Exercise details
Please filter the data below down to the lines holding the string "Community".

(Input data)

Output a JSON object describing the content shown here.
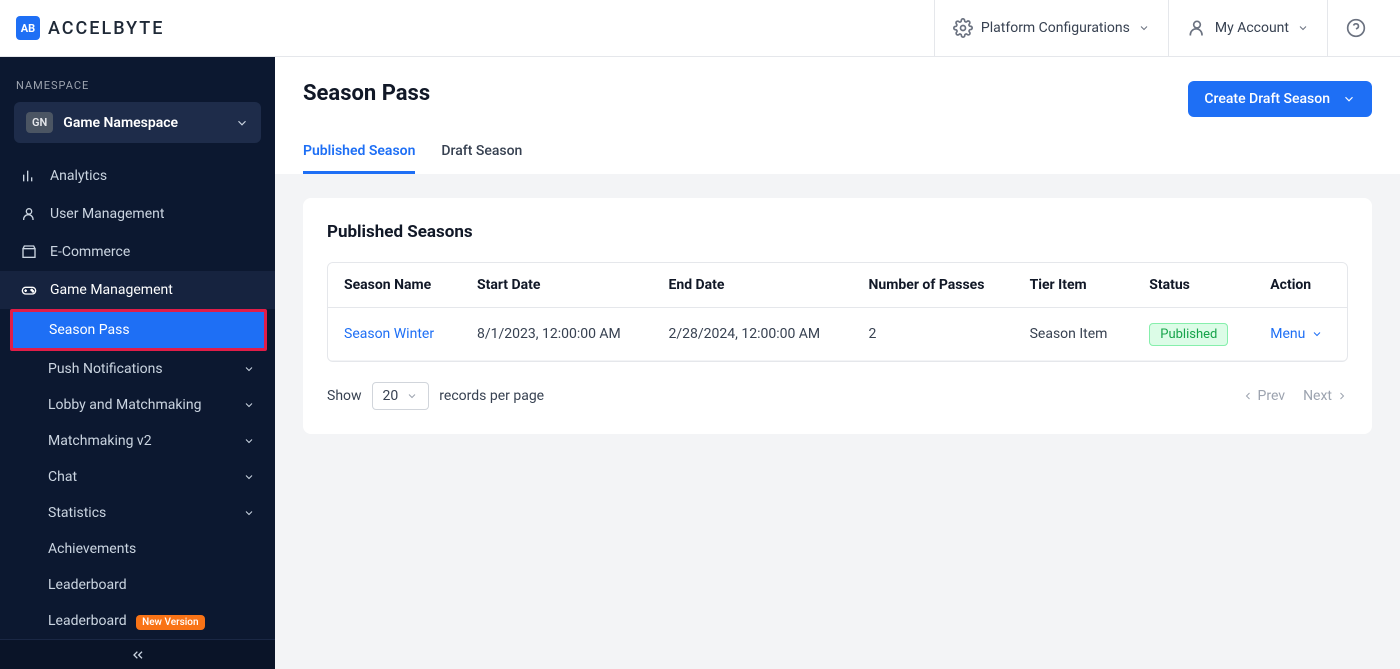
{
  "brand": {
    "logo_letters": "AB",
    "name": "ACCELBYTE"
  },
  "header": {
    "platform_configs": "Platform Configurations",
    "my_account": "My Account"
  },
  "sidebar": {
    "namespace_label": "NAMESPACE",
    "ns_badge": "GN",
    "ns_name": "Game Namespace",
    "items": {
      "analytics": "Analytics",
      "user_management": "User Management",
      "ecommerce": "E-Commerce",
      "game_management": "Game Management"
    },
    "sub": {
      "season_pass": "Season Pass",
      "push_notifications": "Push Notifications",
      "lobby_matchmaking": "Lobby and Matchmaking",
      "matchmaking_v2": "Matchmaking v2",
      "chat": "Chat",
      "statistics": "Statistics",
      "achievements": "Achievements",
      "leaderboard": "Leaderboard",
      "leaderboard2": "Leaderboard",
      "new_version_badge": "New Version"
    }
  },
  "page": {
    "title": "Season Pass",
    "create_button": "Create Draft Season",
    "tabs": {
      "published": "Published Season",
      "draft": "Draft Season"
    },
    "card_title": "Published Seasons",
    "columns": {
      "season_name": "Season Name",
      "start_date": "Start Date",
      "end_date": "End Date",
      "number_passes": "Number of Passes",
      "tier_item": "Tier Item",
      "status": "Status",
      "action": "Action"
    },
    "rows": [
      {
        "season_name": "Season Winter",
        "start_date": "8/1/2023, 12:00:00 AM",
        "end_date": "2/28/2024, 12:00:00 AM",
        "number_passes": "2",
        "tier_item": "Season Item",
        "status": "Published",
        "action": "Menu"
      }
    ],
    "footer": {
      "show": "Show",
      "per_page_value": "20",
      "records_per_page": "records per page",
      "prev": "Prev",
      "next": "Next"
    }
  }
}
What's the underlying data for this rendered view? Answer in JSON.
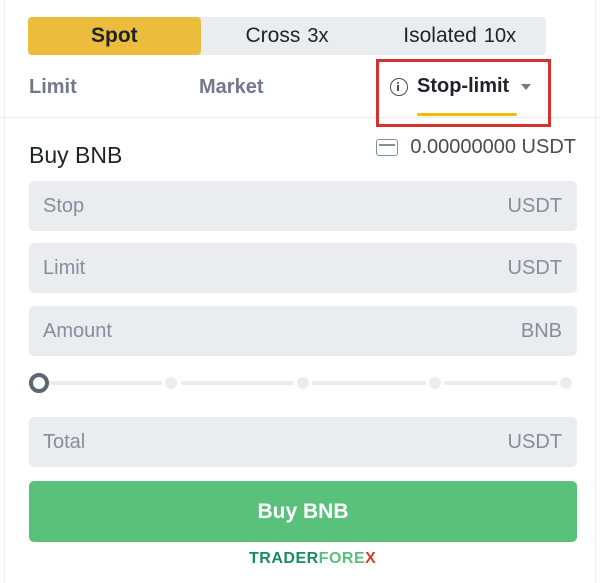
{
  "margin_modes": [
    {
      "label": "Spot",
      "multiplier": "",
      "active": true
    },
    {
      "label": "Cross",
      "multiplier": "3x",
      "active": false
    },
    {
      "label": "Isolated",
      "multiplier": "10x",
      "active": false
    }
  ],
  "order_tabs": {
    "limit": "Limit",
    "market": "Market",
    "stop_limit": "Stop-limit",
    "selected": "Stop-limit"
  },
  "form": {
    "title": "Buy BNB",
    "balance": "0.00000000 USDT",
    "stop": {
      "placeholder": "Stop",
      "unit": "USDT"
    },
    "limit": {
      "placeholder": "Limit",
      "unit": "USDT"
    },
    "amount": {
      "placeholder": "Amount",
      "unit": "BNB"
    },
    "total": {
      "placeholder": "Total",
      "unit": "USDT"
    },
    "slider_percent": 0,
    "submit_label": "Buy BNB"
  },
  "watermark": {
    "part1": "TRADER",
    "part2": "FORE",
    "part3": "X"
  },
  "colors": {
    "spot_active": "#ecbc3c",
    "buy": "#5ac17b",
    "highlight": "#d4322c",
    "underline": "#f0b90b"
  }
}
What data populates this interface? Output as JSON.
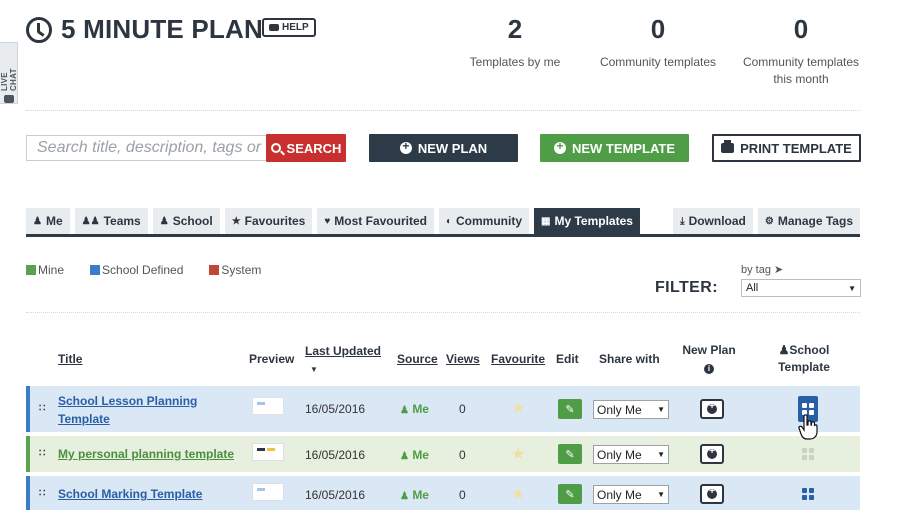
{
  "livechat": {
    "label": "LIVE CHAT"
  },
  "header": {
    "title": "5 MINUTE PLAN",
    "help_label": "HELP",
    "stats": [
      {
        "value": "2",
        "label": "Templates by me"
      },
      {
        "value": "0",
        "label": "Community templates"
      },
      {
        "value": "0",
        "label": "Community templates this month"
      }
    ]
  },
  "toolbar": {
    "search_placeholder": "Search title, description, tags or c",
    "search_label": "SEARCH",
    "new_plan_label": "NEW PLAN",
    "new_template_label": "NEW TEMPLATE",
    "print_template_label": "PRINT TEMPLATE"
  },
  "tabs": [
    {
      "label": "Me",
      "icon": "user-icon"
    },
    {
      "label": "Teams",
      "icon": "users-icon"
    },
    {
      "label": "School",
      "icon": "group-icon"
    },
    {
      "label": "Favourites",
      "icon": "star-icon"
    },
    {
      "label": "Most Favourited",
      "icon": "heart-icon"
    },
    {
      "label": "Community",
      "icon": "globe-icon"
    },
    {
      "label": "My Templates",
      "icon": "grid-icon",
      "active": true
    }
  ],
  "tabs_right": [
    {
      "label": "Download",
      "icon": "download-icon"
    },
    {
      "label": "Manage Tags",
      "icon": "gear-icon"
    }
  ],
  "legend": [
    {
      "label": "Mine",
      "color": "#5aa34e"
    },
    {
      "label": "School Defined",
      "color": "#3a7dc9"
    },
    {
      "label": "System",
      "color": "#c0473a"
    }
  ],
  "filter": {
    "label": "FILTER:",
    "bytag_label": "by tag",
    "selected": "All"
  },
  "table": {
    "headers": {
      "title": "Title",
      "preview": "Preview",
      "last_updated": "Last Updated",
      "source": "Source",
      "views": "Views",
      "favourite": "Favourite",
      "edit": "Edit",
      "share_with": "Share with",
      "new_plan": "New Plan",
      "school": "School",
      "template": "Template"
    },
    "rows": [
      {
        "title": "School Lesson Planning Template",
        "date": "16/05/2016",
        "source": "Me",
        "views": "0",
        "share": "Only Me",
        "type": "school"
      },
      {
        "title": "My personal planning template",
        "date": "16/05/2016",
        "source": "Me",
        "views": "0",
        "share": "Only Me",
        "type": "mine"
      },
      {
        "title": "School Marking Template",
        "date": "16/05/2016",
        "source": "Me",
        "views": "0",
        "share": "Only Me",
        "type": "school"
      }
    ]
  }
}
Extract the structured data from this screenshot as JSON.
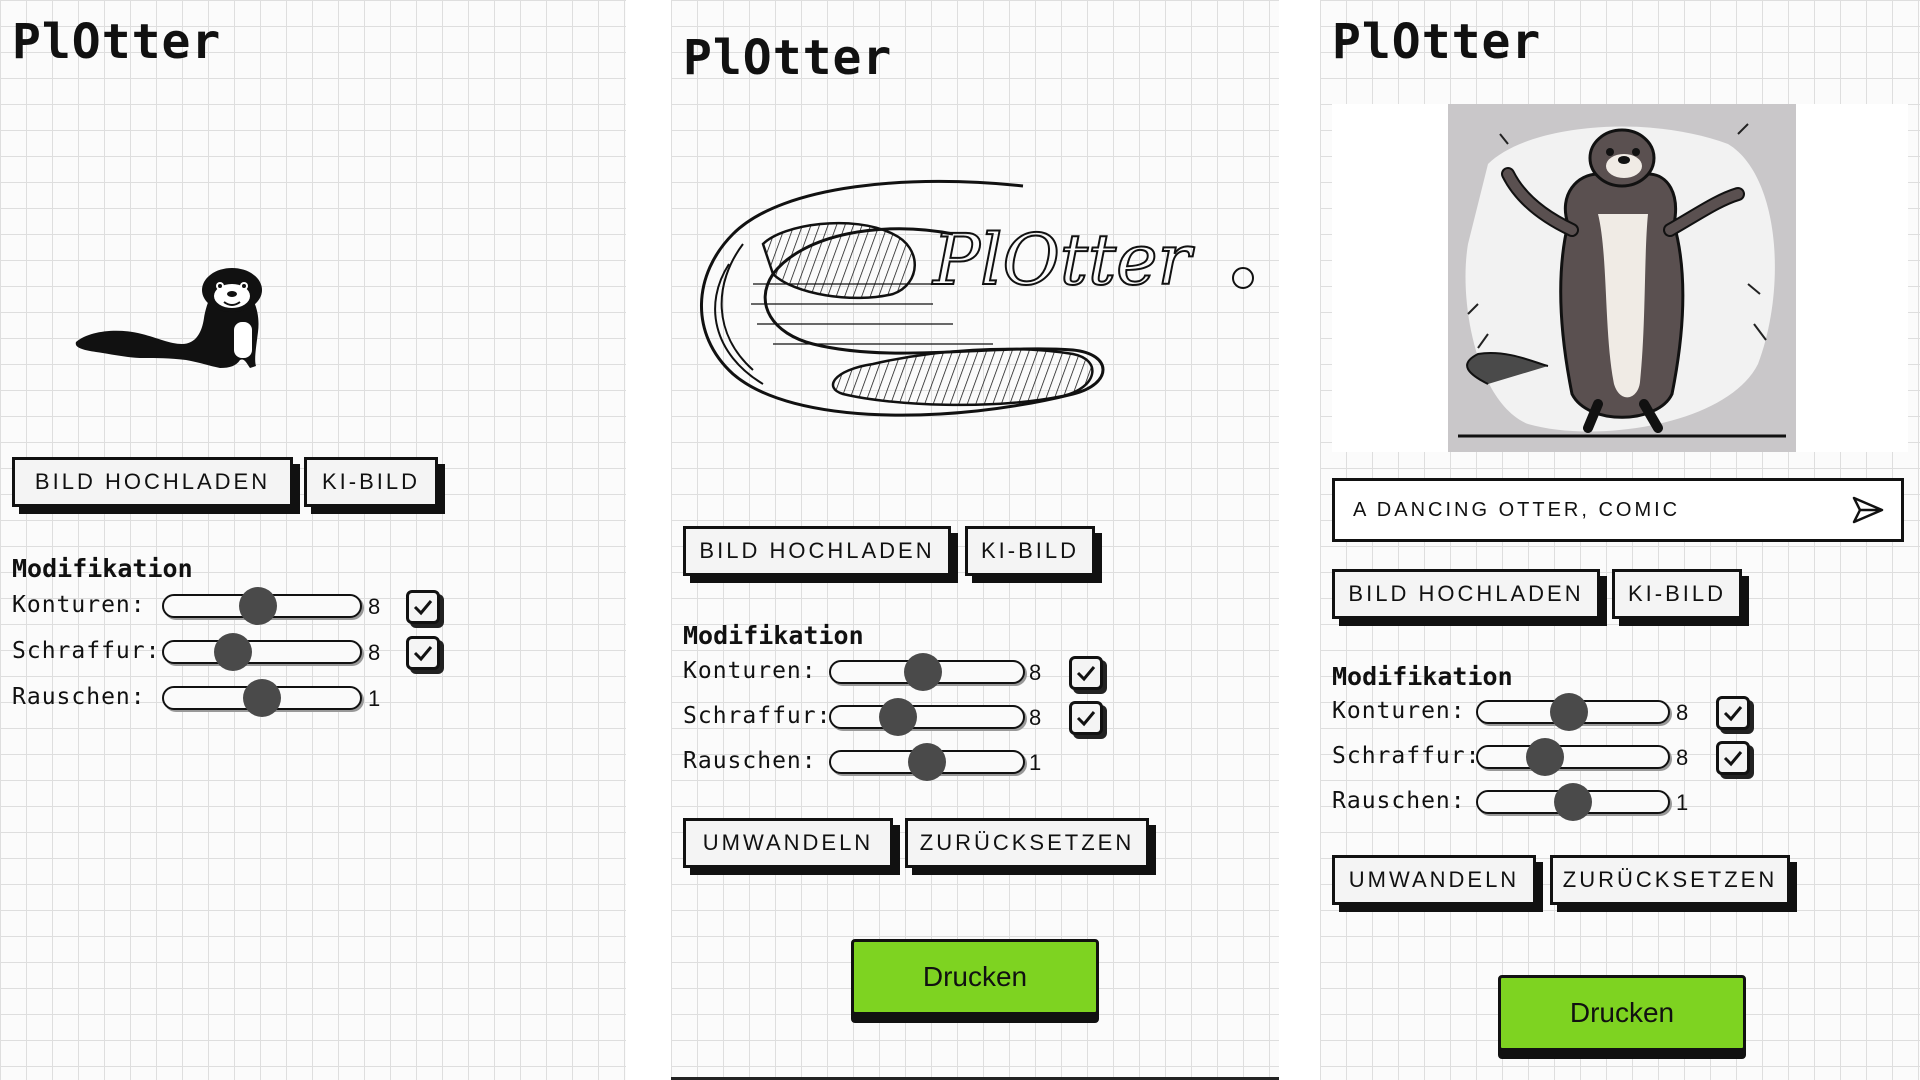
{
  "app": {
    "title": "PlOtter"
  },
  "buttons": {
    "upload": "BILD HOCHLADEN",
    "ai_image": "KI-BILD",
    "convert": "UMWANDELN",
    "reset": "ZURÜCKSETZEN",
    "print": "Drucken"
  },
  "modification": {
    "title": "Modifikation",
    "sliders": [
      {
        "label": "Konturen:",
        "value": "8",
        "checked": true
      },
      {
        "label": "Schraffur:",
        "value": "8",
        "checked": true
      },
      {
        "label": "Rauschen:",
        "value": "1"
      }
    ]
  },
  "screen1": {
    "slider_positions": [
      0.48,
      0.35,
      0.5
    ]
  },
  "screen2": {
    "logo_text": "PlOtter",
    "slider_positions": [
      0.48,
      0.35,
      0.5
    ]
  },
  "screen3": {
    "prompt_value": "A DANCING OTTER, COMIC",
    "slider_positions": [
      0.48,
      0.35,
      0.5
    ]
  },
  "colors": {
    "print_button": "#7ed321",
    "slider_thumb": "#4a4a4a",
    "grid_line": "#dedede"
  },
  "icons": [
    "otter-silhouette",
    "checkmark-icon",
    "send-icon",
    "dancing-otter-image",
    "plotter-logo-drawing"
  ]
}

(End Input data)

Task answer
        "label": "Community templates"
        "label": "Community templates this month"
      "label": "Community",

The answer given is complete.